What Is a Slot?


A slot is a position on the field or in a game that allows a player to receive a pass from a quarterback. Depending on the sport, this position can be either wide receiver or tight end. In football, the slot receiver specializes in catching passes from the middle of the field. He can also run routes and block for the ball carrier on running plays, such as slants or sweeps. However, he does not play on special teams.

The slot is an important position for the offense and should be a primary target for the offensive coordinator. However, he is not necessarily the best receiving option for the team. Generally, the slot receiver is a third-string receiver who has a lot of responsibility in the passing game. He is usually responsible for blocking and running long routes to open up pass-catching opportunities for the other receivers. He can also play on running plays, such as end-arounds. The slot receiver is often the target of defensive backs because they are good at reading routes and anticipating what the other players will do.

While a slot is not an ideal way to make money, it can be a fun and exciting way to pass the time. Many casinos and online casinos offer a variety of slot games that are easy to learn and play. Some of them even have multiple paylines. Before you play a slot, it is important to check the payout schedule and ensure that all of the symbols are properly activated. In addition, it is a good idea to test the machine before making any real money wagers.

Another thing to keep in mind is that slots are not guaranteed to win.
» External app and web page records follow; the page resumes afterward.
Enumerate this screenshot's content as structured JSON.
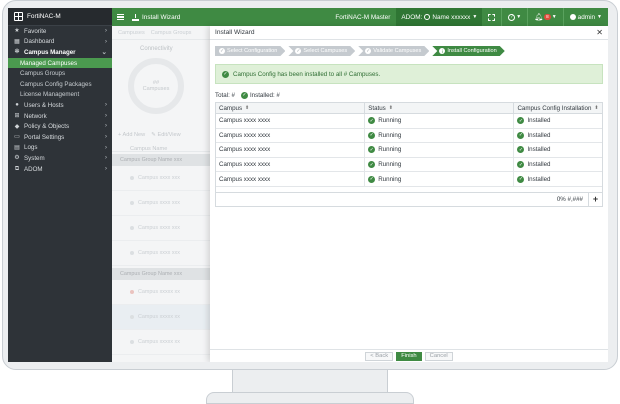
{
  "sidebar": {
    "brand": "FortiNAC-M",
    "items": [
      {
        "label": "Favorite",
        "icon": "star-icon",
        "glyph": "★"
      },
      {
        "label": "Dashboard",
        "icon": "dashboard-icon",
        "glyph": "▦"
      },
      {
        "label": "Campus Manager",
        "icon": "gear-icon",
        "glyph": "✲"
      },
      {
        "label": "Users & Hosts",
        "icon": "users-icon",
        "glyph": "●"
      },
      {
        "label": "Network",
        "icon": "network-icon",
        "glyph": "⊞"
      },
      {
        "label": "Policy & Objects",
        "icon": "policy-icon",
        "glyph": "◆"
      },
      {
        "label": "Portal Settings",
        "icon": "portal-icon",
        "glyph": "▭"
      },
      {
        "label": "Logs",
        "icon": "logs-icon",
        "glyph": "▤"
      },
      {
        "label": "System",
        "icon": "system-icon",
        "glyph": "⚙"
      },
      {
        "label": "ADOM",
        "icon": "adom-icon",
        "glyph": "⧉"
      }
    ],
    "sub_items": [
      "Managed Campuses",
      "Campus Groups",
      "Campus Config Packages",
      "License Management"
    ]
  },
  "topbar": {
    "wizard_label": "Install Wizard",
    "product": "FortiNAC-M Master",
    "adom_label": "ADOM:",
    "adom_name": "Name xxxxxx",
    "notification_count": "8",
    "user": "admin"
  },
  "background": {
    "tabs": [
      "Campuses",
      "Campus Groups"
    ],
    "donut_title": "Connectivity",
    "donut_value": "##",
    "donut_caption": "Campuses",
    "add_label": "+ Add New",
    "edit_label": "✎ Edit/View",
    "col_name": "Campus Name",
    "group1": "Campus Group Name xxx",
    "group2": "Campus Group Name xxx",
    "rows_a": [
      "Campus xxxx xxx",
      "Campus xxxx xxx",
      "Campus xxxx xxx",
      "Campus xxxx xxx"
    ],
    "rows_b": [
      "Campus xxxxx xx",
      "Campus xxxxx xx",
      "Campus xxxxx xx"
    ]
  },
  "wizard": {
    "title": "Install Wizard",
    "steps": [
      "Select Configuration",
      "Select Campuses",
      "Validate Campuses",
      "Install Configuration"
    ],
    "success_message": "Campus Config has been installed to all # Campuses.",
    "total_label": "Total: #",
    "installed_label": "Installed: #",
    "columns": [
      "Campus",
      "Status",
      "Campus Config Installation"
    ],
    "rows": [
      {
        "campus": "Campus xxxx xxxx",
        "status": "Running",
        "install": "Installed"
      },
      {
        "campus": "Campus xxxx xxxx",
        "status": "Running",
        "install": "Installed"
      },
      {
        "campus": "Campus xxxx xxxx",
        "status": "Running",
        "install": "Installed"
      },
      {
        "campus": "Campus xxxx xxxx",
        "status": "Running",
        "install": "Installed"
      },
      {
        "campus": "Campus xxxx xxxx",
        "status": "Running",
        "install": "Installed"
      }
    ],
    "progress": "0% #,###",
    "buttons": {
      "back": "< Back",
      "finish": "Finish",
      "cancel": "Cancel"
    }
  },
  "colors": {
    "accent": "#3f8a43",
    "sidebar": "#2e3338",
    "success_bg": "#dff0d8"
  }
}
This is why it is important to set a budget before you begin playing. This is a great way to avoid spending more than you can afford to lose. Many seasoned slot enthusiasts recommend starting out with a small bet and then slowly increasing it.

In general, slots are games that require a minimum of two coins to be played. The player inserts cash or, in ticket-in, ticket-out machines, a paper ticket with a barcode into the slot and activates it by pressing a button. When the reels stop spinning, they will display a combination of symbols that correspond to the slot’s theme. Depending on the outcome of this combination, the player earns credits based on the slot’s paytable.

Most slot games have a return-to-player (RTP) percentage that indicates how much a player can expect to receive for every bet that they make. While this is not a guarantee of winning, it can be an excellent indicator of the quality of the game. It is important to find a game that has a high RTP to increase your chances of winning. In addition, look for a game with bonus features that are related to the theme of the slot you are playing. For example, a game with a pirate-themed slot may include a treasure chest that awards free spins or other bonus features.